Ash Wednesday

Ash Wednesday is always observed on the Wednesday that falls seven weeks prior to Easter. This Day of Repentance is a Christian observance which represents the first day of Lent and the start of approximately 6 weeks of fasting and penance.

A solemn reminder of our sinfulness and mortality, Ash Wednesday calls us to repentance. We are marked with the sign of the Cross with Ashes on our foreheads as a reminder of our own sinfulness and need for repentance.

“Turn away from sin and be faithful to the Gospel.”

Fasting and Abstinence
The Church emphasizes the penitential nature of Ash Wednesday by calling us to fast and abstain from meat. Catholics who are over the age of 18 and under the age of 60 are required to fast, which means that we can eat only one complete meal and two smaller meals (not to equal a regular meal) with no food in between. Catholics over the age of 14 are also required to abstain from eating any meat on Ash Wednesday. (This fast is also prescribed for Good Friday.)

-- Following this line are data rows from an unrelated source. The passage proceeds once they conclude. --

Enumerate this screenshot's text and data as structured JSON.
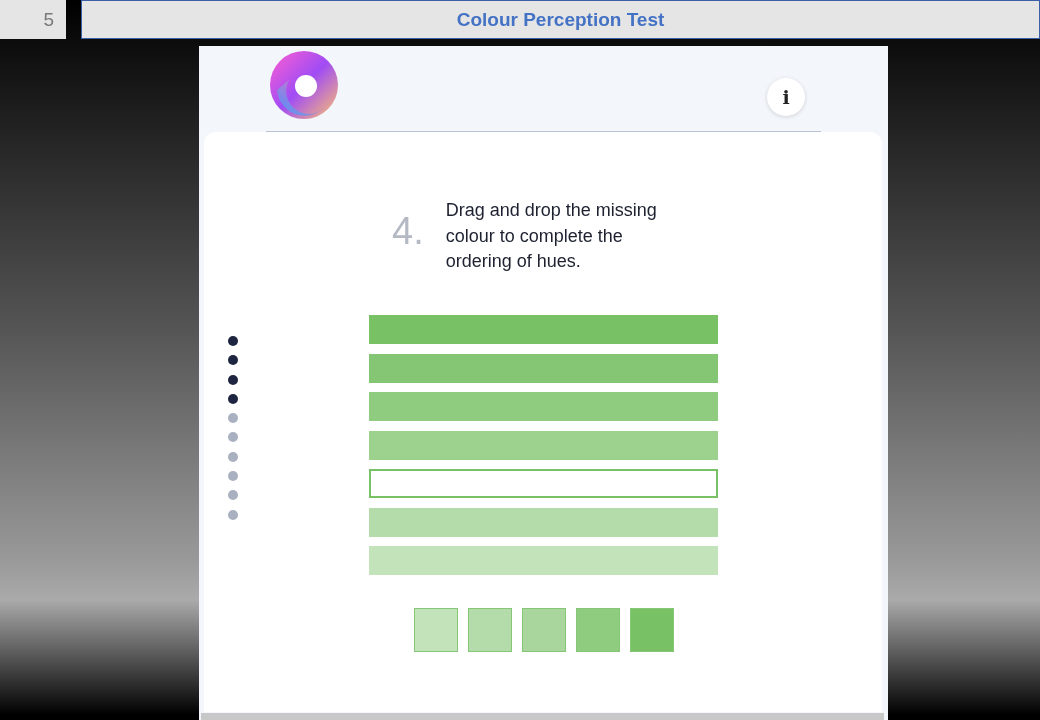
{
  "slide": {
    "number": "5",
    "title": "Colour Perception Test"
  },
  "app": {
    "info_button": "i",
    "question_number": "4.",
    "question": "Drag and drop the missing colour to complete the ordering of hues.",
    "progress": [
      {
        "completed": true
      },
      {
        "completed": true
      },
      {
        "completed": true
      },
      {
        "completed": true
      },
      {
        "completed": false
      },
      {
        "completed": false
      },
      {
        "completed": false
      },
      {
        "completed": false
      },
      {
        "completed": false
      },
      {
        "completed": false
      }
    ],
    "hue_bars": [
      {
        "kind": "filled",
        "color": "#78c165"
      },
      {
        "kind": "filled",
        "color": "#84c674"
      },
      {
        "kind": "filled",
        "color": "#90cc80"
      },
      {
        "kind": "filled",
        "color": "#9dd28e"
      },
      {
        "kind": "empty",
        "color": "#78c165"
      },
      {
        "kind": "filled",
        "color": "#b4dcab"
      },
      {
        "kind": "filled",
        "color": "#c3e3bb"
      }
    ],
    "swatches": [
      {
        "color": "#c3e3bb"
      },
      {
        "color": "#b4dcab"
      },
      {
        "color": "#a8d69d"
      },
      {
        "color": "#90cc80"
      },
      {
        "color": "#78c165"
      }
    ]
  }
}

Fasting and abstinence is not simply a visual form of penance, it is also a call for us to focus on prayer and our spiritual lives. As Lent begins, we are encouraged to set out specific spiritual goals we would like to reach before Easter and decide how we will pursue them. Other suggestions for being more spiritually disciplined could include setting aside more time each day for prayer and/or reading scripture, attending Mass more often and to receive the Sacrament of Reconciliation more often.